Exercise: Copy the records below in full, changing no character.

═════ Dataset content ═════

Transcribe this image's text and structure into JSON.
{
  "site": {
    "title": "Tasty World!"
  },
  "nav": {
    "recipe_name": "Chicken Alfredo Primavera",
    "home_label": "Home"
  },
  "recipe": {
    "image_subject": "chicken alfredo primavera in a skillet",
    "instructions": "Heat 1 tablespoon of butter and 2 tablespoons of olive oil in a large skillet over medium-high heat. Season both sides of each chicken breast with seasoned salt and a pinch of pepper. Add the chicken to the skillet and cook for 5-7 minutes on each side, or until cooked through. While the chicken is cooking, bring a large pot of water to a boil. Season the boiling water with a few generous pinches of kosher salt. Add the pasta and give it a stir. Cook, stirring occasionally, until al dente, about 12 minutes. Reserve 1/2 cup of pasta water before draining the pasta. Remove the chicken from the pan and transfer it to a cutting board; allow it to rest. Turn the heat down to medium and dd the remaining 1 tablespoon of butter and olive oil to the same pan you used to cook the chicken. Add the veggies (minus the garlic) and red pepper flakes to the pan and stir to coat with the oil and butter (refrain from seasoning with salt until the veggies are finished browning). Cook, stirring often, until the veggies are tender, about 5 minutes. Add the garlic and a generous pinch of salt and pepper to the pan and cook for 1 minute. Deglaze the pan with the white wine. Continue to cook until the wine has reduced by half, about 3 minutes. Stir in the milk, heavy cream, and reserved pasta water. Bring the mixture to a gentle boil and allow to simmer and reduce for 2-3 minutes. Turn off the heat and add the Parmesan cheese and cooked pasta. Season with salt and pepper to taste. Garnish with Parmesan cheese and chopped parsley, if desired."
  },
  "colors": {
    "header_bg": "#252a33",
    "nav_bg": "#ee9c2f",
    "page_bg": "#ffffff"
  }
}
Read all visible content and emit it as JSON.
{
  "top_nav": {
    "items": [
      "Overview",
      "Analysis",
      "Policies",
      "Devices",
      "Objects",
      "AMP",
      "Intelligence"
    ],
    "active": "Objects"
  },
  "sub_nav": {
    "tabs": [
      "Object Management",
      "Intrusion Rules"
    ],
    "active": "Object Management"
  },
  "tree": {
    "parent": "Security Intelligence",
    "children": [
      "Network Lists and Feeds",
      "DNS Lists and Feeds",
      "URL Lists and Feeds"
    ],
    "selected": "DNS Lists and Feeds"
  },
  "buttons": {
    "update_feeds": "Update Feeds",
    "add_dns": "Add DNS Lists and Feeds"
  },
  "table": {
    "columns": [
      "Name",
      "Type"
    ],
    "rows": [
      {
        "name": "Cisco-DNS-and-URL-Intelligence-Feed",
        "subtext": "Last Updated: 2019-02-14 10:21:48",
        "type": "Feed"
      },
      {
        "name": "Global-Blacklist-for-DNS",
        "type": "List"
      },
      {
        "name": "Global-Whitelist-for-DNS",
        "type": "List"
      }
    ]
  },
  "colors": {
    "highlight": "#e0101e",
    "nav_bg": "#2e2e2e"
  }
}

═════

Answer section:
Transcribe this image's text and structure into JSON.
{
  "site": {
    "title": "Tasty World!"
  },
  "nav": {
    "recipe_name": "Chicken Alfredo Primavera",
    "home_label": "Home"
  },
  "recipe": {
    "image_subject": "chicken alfredo primavera in a skillet",
    "instructions": "Heat 1 tablespoon of butter and 2 tablespoons of olive oil in a large skillet over medium-high heat. Season both sides of each chicken breast with seasoned salt and a pinch of pepper. Add the chicken to the skillet and cook for 5-7 minutes on each side, or until cooked through. While the chicken is cooking, bring a large pot of water to a boil. Season the boiling water with a few generous pinches of kosher salt. Add the pasta and give it a stir. Cook, stirring occasionally, until al dente, about 12 minutes. Reserve 1/2 cup of pasta water before draining the pasta. Remove the chicken from the pan and transfer it to a cutting board; allow it to rest. Turn the heat down to medium and dd the remaining 1 tablespoon of butter and olive oil to the same pan you used to cook the chicken. Add the veggies (minus the garlic) and red pepper flakes to the pan and stir to coat with the oil and butter (refrain from seasoning with salt until the veggies are finished browning). Cook, stirring often, until the veggies are tender, about 5 minutes. Add the garlic and a generous pinch of salt and pepper to the pan and cook for 1 minute. Deglaze the pan with the white wine. Continue to cook until the wine has reduced by half, about 3 minutes. Stir in the milk, heavy cream, and reserved pasta water. Bring the mixture to a gentle boil and allow to simmer and reduce for 2-3 minutes. Turn off the heat and add the Parmesan cheese and cooked pasta. Season with salt and pepper to taste. Garnish with Parmesan cheese and chopped parsley, if desired."
  },
  "colors": {
    "header_bg": "#252a33",
    "nav_bg": "#ee9c2f",
    "page_bg": "#ffffff"
  }
}
Read all visible content and emit it as JSON.
{
  "top_nav": {
    "items": [
      "Overview",
      "Analysis",
      "Policies",
      "Devices",
      "Objects",
      "AMP",
      "Intelligence"
    ],
    "active": "Objects"
  },
  "sub_nav": {
    "tabs": [
      "Object Management",
      "Intrusion Rules"
    ],
    "active": "Object Management"
  },
  "tree": {
    "parent": "Security Intelligence",
    "children": [
      "Network Lists and Feeds",
      "DNS Lists and Feeds",
      "URL Lists and Feeds"
    ],
    "selected": "DNS Lists and Feeds"
  },
  "buttons": {
    "update_feeds": "Update Feeds",
    "add_dns": "Add DNS Lists and Feeds"
  },
  "table": {
    "columns": [
      "Name",
      "Type"
    ],
    "rows": [
      {
        "name": "Cisco-DNS-and-URL-Intelligence-Feed",
        "subtext": "Last Updated: 2019-02-14 10:21:48",
        "type": "Feed"
      },
      {
        "name": "Global-Blacklist-for-DNS",
        "type": "List"
      },
      {
        "name": "Global-Whitelist-for-DNS",
        "type": "List"
      }
    ]
  },
  "colors": {
    "highlight": "#e0101e",
    "nav_bg": "#2e2e2e"
  }
}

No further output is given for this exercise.